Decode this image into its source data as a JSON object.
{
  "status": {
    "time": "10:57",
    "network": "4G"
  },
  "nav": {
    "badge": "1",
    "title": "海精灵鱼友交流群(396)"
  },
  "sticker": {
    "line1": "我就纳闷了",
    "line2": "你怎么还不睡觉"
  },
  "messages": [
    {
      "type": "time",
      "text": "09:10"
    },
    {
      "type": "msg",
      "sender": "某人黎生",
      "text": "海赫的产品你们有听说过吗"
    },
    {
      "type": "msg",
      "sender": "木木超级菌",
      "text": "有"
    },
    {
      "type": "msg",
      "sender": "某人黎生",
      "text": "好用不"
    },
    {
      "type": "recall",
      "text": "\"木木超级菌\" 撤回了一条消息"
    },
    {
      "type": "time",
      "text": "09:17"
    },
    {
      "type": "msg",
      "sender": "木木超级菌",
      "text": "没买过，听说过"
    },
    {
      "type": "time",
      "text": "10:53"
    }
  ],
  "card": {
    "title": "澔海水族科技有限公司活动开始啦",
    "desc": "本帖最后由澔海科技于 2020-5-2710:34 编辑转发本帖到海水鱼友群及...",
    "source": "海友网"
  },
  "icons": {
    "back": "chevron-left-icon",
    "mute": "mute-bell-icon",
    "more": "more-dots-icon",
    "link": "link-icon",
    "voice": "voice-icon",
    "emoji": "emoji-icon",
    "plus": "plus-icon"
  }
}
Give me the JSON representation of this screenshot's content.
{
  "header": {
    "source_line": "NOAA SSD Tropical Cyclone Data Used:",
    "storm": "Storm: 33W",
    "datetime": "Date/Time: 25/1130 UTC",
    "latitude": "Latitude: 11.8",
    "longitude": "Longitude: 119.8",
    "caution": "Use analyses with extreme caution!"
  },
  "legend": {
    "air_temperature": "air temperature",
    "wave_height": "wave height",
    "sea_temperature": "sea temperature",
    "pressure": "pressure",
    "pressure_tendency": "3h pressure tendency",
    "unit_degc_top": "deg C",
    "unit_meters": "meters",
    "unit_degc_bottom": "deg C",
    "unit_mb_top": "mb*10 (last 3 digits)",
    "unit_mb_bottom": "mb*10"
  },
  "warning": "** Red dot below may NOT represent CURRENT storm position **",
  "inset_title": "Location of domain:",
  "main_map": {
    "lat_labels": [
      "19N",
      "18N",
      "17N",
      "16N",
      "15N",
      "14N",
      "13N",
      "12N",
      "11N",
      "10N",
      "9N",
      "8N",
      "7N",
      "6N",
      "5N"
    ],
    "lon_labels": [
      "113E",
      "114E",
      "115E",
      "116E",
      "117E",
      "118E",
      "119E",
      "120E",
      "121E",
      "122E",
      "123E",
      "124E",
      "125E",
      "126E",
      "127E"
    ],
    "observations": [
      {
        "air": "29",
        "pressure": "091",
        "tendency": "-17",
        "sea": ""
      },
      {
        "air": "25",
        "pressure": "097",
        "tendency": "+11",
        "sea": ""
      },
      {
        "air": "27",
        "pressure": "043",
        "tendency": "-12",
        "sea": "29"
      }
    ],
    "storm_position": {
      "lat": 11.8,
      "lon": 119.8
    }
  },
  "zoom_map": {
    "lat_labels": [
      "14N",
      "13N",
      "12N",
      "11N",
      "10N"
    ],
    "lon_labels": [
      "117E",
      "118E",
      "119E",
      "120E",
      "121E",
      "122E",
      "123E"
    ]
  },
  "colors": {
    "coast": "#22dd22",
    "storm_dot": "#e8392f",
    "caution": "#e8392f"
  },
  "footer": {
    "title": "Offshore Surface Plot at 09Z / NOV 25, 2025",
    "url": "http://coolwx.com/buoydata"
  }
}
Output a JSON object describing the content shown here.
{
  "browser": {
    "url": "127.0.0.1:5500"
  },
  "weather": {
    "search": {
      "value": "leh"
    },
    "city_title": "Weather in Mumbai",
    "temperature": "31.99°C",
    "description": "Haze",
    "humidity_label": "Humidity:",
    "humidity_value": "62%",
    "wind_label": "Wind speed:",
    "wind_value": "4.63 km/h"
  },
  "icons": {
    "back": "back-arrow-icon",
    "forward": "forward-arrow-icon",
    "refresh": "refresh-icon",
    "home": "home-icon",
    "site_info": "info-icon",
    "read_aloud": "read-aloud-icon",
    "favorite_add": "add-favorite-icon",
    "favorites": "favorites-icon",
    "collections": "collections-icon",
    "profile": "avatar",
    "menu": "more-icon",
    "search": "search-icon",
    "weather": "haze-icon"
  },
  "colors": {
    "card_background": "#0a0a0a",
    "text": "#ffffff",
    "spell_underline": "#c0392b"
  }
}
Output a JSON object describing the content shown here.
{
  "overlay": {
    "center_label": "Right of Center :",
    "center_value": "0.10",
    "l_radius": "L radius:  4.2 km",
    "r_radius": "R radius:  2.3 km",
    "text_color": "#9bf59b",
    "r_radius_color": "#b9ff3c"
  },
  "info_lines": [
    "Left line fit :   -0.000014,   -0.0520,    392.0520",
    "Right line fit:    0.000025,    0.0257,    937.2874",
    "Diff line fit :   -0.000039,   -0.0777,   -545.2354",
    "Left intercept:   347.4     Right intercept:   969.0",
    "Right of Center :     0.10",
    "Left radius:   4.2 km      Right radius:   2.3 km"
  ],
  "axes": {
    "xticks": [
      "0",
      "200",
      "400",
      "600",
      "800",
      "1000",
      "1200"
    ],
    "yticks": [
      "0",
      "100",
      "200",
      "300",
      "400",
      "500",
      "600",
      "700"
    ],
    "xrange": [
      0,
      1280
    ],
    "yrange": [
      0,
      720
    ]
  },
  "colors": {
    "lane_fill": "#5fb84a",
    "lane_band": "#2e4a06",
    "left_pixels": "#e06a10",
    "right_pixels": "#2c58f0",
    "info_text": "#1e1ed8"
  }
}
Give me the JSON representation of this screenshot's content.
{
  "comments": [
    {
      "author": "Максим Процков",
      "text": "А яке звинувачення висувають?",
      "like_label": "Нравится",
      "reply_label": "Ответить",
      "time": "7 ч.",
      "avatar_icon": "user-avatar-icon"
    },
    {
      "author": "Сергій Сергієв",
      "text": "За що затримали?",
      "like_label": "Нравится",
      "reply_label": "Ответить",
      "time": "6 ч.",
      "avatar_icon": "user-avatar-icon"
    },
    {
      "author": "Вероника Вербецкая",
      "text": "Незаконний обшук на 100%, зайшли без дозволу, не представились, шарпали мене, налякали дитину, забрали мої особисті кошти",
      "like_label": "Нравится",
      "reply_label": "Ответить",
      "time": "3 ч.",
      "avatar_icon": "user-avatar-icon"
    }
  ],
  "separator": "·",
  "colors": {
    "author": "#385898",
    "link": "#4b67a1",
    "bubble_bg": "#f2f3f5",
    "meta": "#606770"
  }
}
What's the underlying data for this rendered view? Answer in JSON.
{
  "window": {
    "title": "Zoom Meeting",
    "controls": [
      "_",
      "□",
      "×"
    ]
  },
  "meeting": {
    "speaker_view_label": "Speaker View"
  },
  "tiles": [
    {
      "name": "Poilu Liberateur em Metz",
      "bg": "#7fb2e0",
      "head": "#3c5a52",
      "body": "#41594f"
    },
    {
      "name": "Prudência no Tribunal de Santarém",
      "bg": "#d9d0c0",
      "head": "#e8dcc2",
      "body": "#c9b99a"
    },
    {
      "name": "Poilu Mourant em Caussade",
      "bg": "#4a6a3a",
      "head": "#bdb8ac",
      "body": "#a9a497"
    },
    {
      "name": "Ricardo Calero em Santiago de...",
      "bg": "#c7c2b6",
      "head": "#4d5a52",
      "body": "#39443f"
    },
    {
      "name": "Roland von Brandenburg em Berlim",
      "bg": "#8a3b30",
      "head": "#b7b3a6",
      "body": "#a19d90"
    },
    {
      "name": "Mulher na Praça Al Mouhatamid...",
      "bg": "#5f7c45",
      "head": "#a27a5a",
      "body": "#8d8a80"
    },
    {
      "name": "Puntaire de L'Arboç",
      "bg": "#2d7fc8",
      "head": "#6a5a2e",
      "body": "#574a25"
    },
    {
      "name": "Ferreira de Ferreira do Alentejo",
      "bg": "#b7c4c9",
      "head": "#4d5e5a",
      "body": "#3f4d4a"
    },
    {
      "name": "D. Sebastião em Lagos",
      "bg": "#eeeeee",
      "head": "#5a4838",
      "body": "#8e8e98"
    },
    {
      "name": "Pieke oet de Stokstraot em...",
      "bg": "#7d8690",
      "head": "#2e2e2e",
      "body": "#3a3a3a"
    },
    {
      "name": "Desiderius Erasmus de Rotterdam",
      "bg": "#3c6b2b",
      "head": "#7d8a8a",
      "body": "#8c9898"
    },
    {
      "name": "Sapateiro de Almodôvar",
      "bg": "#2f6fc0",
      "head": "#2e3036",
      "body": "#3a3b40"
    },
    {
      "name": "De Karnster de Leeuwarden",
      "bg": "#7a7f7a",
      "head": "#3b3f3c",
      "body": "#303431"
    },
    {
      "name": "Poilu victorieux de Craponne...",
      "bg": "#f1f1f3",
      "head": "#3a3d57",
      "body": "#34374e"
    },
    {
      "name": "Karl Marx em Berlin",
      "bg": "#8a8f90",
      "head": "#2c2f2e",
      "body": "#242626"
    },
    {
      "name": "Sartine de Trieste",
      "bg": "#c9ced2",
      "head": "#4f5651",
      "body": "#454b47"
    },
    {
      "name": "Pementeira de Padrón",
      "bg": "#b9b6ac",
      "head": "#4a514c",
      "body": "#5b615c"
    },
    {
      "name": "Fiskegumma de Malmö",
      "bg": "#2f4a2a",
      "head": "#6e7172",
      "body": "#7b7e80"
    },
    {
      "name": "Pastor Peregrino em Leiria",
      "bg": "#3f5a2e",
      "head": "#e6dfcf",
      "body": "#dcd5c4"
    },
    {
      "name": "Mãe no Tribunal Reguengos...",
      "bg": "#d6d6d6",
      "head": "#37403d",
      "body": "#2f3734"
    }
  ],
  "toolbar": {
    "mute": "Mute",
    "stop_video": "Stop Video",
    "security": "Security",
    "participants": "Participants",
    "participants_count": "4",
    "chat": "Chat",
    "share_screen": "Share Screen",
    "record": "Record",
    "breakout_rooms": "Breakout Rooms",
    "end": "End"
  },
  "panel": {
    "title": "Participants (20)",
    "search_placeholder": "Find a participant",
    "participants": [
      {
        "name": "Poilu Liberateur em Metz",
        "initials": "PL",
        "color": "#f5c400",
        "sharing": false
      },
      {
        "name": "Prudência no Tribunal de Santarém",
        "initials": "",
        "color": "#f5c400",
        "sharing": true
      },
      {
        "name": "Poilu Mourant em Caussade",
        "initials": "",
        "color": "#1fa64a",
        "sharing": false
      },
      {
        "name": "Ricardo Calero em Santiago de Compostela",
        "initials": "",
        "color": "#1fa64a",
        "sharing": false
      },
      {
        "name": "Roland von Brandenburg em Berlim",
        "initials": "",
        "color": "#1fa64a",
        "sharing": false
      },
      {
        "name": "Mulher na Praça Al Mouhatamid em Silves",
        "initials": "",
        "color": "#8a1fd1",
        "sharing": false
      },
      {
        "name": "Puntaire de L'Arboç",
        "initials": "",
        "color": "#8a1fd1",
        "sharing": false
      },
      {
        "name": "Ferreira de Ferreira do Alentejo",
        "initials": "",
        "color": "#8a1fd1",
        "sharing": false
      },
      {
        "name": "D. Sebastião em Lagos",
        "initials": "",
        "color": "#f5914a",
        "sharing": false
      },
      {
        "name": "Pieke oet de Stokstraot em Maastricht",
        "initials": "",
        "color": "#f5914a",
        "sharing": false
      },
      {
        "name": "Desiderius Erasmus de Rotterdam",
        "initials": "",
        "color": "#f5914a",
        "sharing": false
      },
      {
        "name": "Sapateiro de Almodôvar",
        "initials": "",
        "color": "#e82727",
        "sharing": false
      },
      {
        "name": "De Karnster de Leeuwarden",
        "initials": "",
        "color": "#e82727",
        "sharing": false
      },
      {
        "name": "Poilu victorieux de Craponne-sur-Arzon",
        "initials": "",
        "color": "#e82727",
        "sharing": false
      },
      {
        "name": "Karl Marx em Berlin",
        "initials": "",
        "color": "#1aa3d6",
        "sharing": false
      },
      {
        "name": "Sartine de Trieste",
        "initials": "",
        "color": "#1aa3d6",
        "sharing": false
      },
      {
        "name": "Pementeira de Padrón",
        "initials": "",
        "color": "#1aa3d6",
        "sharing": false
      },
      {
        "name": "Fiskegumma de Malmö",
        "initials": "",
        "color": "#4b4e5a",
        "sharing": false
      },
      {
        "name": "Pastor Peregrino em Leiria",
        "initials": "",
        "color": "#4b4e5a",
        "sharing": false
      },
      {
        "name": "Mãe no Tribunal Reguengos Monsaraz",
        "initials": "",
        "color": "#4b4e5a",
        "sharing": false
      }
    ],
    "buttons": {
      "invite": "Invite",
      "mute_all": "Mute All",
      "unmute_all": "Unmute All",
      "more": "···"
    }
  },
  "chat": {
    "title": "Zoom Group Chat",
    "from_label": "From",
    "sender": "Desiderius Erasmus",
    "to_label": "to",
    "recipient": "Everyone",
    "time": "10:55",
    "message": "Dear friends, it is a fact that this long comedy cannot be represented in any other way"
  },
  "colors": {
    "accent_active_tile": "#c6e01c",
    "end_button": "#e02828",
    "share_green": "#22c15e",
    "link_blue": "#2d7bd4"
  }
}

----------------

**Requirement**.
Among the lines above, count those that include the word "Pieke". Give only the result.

**Exercise answer**.
2